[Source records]

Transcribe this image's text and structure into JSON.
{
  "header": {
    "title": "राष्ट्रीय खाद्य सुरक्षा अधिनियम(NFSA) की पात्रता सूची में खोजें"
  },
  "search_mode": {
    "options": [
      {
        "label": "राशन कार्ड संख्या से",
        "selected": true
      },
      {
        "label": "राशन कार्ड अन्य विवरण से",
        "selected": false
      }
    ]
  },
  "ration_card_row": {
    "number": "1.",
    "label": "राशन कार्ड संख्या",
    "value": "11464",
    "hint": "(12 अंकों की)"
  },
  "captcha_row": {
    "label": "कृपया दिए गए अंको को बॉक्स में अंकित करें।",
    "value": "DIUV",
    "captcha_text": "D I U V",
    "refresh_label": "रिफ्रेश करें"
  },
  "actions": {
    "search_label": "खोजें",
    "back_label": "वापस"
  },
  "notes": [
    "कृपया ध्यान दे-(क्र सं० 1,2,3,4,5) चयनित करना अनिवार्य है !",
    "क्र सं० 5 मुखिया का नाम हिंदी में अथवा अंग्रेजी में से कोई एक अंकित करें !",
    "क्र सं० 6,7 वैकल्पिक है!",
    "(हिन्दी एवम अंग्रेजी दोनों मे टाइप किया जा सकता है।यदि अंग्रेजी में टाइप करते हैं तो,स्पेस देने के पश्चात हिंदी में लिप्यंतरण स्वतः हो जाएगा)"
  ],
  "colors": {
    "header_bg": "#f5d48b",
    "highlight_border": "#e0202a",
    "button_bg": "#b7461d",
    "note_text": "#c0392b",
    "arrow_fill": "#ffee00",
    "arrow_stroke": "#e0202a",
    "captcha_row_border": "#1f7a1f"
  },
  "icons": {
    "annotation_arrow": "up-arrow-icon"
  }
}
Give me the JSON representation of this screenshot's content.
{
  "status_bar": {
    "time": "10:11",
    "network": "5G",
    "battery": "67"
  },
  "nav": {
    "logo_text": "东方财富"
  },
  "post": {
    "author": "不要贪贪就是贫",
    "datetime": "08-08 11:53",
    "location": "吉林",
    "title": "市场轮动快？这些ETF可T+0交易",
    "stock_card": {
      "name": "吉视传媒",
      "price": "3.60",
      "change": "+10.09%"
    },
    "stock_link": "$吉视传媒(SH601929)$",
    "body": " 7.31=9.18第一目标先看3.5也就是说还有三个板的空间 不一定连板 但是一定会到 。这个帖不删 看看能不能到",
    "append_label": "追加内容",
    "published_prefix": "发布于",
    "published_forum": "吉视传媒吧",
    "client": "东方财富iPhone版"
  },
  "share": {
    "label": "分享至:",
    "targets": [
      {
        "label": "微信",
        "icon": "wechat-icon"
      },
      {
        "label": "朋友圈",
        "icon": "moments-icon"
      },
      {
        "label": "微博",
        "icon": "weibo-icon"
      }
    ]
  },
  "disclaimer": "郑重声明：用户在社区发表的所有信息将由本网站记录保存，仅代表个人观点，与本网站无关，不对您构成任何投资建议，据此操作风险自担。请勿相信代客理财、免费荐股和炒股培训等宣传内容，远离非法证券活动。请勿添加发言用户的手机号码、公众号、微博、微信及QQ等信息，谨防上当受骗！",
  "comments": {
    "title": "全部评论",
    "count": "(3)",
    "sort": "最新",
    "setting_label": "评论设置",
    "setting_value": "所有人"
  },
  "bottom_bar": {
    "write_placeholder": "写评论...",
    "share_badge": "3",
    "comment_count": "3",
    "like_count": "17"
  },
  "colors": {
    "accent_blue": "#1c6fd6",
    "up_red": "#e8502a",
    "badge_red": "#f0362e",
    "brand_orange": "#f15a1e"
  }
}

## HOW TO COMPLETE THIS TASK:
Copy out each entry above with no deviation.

## RESPONSE AREA:
Transcribe this image's text and structure into JSON.
{
  "header": {
    "title": "राष्ट्रीय खाद्य सुरक्षा अधिनियम(NFSA) की पात्रता सूची में खोजें"
  },
  "search_mode": {
    "options": [
      {
        "label": "राशन कार्ड संख्या से",
        "selected": true
      },
      {
        "label": "राशन कार्ड अन्य विवरण से",
        "selected": false
      }
    ]
  },
  "ration_card_row": {
    "number": "1.",
    "label": "राशन कार्ड संख्या",
    "value": "11464",
    "hint": "(12 अंकों की)"
  },
  "captcha_row": {
    "label": "कृपया दिए गए अंको को बॉक्स में अंकित करें।",
    "value": "DIUV",
    "captcha_text": "D I U V",
    "refresh_label": "रिफ्रेश करें"
  },
  "actions": {
    "search_label": "खोजें",
    "back_label": "वापस"
  },
  "notes": [
    "कृपया ध्यान दे-(क्र सं० 1,2,3,4,5) चयनित करना अनिवार्य है !",
    "क्र सं० 5 मुखिया का नाम हिंदी में अथवा अंग्रेजी में से कोई एक अंकित करें !",
    "क्र सं० 6,7 वैकल्पिक है!",
    "(हिन्दी एवम अंग्रेजी दोनों मे टाइप किया जा सकता है।यदि अंग्रेजी में टाइप करते हैं तो,स्पेस देने के पश्चात हिंदी में लिप्यंतरण स्वतः हो जाएगा)"
  ],
  "colors": {
    "header_bg": "#f5d48b",
    "highlight_border": "#e0202a",
    "button_bg": "#b7461d",
    "note_text": "#c0392b",
    "arrow_fill": "#ffee00",
    "arrow_stroke": "#e0202a",
    "captcha_row_border": "#1f7a1f"
  },
  "icons": {
    "annotation_arrow": "up-arrow-icon"
  }
}
Give me the JSON representation of this screenshot's content.
{
  "status_bar": {
    "time": "10:11",
    "network": "5G",
    "battery": "67"
  },
  "nav": {
    "logo_text": "东方财富"
  },
  "post": {
    "author": "不要贪贪就是贫",
    "datetime": "08-08 11:53",
    "location": "吉林",
    "title": "市场轮动快？这些ETF可T+0交易",
    "stock_card": {
      "name": "吉视传媒",
      "price": "3.60",
      "change": "+10.09%"
    },
    "stock_link": "$吉视传媒(SH601929)$",
    "body": " 7.31=9.18第一目标先看3.5也就是说还有三个板的空间 不一定连板 但是一定会到 。这个帖不删 看看能不能到",
    "append_label": "追加内容",
    "published_prefix": "发布于",
    "published_forum": "吉视传媒吧",
    "client": "东方财富iPhone版"
  },
  "share": {
    "label": "分享至:",
    "targets": [
      {
        "label": "微信",
        "icon": "wechat-icon"
      },
      {
        "label": "朋友圈",
        "icon": "moments-icon"
      },
      {
        "label": "微博",
        "icon": "weibo-icon"
      }
    ]
  },
  "disclaimer": "郑重声明：用户在社区发表的所有信息将由本网站记录保存，仅代表个人观点，与本网站无关，不对您构成任何投资建议，据此操作风险自担。请勿相信代客理财、免费荐股和炒股培训等宣传内容，远离非法证券活动。请勿添加发言用户的手机号码、公众号、微博、微信及QQ等信息，谨防上当受骗！",
  "comments": {
    "title": "全部评论",
    "count": "(3)",
    "sort": "最新",
    "setting_label": "评论设置",
    "setting_value": "所有人"
  },
  "bottom_bar": {
    "write_placeholder": "写评论...",
    "share_badge": "3",
    "comment_count": "3",
    "like_count": "17"
  },
  "colors": {
    "accent_blue": "#1c6fd6",
    "up_red": "#e8502a",
    "badge_red": "#f0362e",
    "brand_orange": "#f15a1e"
  }
}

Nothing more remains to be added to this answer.